Bobby Jindal's NY Times Article And Thoughts On Religious Liberty
by Larry Perrault on April 27, 2015 at 7:56 AM
In this New York Times article by Louisiana Governor Bobby Jindal, he's on the side of religious liberty, and already I hear mockers on the left saying he just supports discrimination. This is exactly the same as governors who blocked schoolhouse doors to blacks in the 60s and is only posturing for right-wing primary voters. Of course, declining to participate in a ceremony that you don't endorse is not discrimination against particular humans. And there are plenty of events that these screeching left-wingers would not want to endorse or participate in, in the operation of a small business of their own. Most of us conservatives wouldn't have the cold brass to ask a liberal atheist singer to for example, sing God Bless America at a pro-life banquet and then cry discrimination when they declined.
But I do think there are some thoughts that ought to be thrown into this discussion that I have not heard considered. The question of whether some events may not comport with one's religious convictions is actually too narrowly focused in considering commercial obligations. Not long ago, there were no commercial obligations other than not perpetrating fraud or injury. You don't want to make this commercial transaction? Literally, it's your business. You can determine how the market will reward your choices.
But first of all, "religion" is a word like very many, that popular usage has carried considerably afield from its etymological origins. And actually, what that is not perfectly certain, but there seem a couple of Latin possibilities. One refers to a process of adhering or binding to, presumably, a code of conduct. And similarly, another would refer to the law or code of a sovereign. Both are matters of a code of behavior. But note that neither refer to God, as the word "religion" is now popularly connoted, except as one may identify God as that sovereign in the second. But otherwise, everyone has a code of right behavior, in our culture perhaps most assertively liberals. But this would also simply refer to a moral philosophy.
In the place and time of America's founding, the constitutional reference to "freedom of 'religion'" was not to monotheistic belief systems like Christianity or Judaism, or to polytheistic systems or to non-theistic beliefs like Buddhism. The American founders referred to different Christian confessions and/or liturgies. The "freedom of religion" referred to the restriction of the federal government from imposing or preferring one denomination over another upon the American people. At the time in fact, many of the specific colonies, did have established religions. The very phrase "separation of church and state" is from a letter from Thomas Jefferson assuring the Danbury (CT) Baptist Association that there should be no federal assumption of a national established church.
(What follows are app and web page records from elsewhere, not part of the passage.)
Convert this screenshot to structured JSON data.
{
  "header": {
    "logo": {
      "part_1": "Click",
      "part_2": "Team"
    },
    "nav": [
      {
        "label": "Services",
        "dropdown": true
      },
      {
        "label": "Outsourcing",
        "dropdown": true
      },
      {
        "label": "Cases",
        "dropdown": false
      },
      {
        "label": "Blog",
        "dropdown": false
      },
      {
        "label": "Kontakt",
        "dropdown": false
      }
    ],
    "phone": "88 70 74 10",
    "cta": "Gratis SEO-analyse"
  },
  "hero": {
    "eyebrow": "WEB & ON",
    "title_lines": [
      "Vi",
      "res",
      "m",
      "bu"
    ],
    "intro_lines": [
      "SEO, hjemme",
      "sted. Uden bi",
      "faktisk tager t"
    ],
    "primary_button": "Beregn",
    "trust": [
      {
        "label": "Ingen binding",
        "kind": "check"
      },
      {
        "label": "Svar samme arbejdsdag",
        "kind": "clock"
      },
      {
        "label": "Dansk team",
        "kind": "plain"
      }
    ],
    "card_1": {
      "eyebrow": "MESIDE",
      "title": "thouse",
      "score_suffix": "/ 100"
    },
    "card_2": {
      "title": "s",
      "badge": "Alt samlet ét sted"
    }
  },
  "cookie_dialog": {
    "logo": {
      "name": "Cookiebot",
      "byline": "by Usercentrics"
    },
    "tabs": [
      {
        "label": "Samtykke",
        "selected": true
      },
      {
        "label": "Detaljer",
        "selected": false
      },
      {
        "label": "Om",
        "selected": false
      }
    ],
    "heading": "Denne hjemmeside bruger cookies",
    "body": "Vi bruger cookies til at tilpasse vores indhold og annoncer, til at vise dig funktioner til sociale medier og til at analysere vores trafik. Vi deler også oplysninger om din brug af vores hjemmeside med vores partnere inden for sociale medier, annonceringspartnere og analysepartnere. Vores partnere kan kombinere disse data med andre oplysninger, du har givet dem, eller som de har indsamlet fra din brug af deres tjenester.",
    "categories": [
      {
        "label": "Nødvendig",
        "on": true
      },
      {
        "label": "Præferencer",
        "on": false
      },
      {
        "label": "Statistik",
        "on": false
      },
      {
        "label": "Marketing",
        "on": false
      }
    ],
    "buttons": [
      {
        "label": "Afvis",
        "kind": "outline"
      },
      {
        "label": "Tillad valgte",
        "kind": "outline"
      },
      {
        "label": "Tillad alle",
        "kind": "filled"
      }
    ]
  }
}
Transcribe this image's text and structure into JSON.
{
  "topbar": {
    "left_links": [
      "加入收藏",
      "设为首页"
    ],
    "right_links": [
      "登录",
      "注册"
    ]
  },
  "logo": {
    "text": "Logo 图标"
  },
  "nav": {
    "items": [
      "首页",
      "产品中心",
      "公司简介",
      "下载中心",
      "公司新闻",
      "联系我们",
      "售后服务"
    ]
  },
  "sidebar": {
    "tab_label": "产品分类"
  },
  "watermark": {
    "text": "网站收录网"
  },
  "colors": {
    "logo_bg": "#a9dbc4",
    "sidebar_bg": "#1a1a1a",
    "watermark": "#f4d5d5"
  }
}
They had written to Jefferson concerned that The First Amendment freedom of religious practice did not necessarily make freedom of religion an unchangeable God granted inalienable right, but possibly only a government-granted favor that could be changed.
Now, I don't think I speak only for myself when I say it is an ideal that ALL aspects of life are subordinated to my own Christian ideals, even though of course in my own failure and limited vision, they are not. Nevertheless, there are not aspects of life, broad or narrow, that are exempt from an expectation of comportment with my overall Christian belief. And by the mistaken contemporary idea that state action or advocacy ought to be divorced from what are thought my "religious" beliefs, I should therefore be forbidden to engage in such things.
That is obvious nonsense with respect to the intent of the framers of our founding documents. And the main point I wanted to make is that under the pressure of media and educational secularist and naturalist forces, it is nonsense that has come to frame our understanding of this and so many other matters. This sort of thinking was not in public currency at the time of the American founding. But given their complete divergence from and ignorance of my worldview and perceptual scheme, their scorn and mockery is entirely to be expected. Short of at least sober consideration of the internal rationality of other perspectives, what else can they do? But I have to ask, how realistic and practical is it for so divergent perspectives to productively cooperate in a constitutional democratic republic like our own?